DESCRIPTION OF THE TASK –
In the entries below, find every line holding the string "value" and collect it.

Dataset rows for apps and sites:
* * * * *

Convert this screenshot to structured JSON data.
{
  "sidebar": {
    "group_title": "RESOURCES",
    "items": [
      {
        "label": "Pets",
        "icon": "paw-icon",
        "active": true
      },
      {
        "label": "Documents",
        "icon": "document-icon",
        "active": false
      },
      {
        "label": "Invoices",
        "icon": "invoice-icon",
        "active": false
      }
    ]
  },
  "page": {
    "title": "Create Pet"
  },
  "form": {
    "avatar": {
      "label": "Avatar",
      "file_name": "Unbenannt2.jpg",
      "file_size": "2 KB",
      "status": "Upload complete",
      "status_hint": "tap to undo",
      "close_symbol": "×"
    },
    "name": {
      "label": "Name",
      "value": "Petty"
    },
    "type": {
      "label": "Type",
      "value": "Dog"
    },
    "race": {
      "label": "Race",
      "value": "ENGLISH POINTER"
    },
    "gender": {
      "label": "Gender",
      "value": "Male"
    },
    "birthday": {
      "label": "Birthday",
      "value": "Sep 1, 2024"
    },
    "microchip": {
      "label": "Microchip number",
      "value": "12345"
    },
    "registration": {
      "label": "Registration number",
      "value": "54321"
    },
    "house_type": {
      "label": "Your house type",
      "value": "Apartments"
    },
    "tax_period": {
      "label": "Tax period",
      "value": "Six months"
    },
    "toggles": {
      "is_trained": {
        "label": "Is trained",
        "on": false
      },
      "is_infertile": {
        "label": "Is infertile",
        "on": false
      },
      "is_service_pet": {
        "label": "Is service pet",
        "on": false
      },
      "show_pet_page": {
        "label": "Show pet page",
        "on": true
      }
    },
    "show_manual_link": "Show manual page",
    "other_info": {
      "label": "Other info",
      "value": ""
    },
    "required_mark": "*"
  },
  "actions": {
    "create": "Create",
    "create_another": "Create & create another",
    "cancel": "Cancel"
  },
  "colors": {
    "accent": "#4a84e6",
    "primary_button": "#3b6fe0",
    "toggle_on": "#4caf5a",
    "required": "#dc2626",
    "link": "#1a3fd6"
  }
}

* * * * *

OUTPUT BELOW –
      "value": "Petty"
      "value": "Dog"
      "value": "ENGLISH POINTER"
      "value": "Male"
      "value": "Sep 1, 2024"
      "value": "12345"
      "value": "54321"
      "value": "Apartments"
      "value": "Six months"
      "value": ""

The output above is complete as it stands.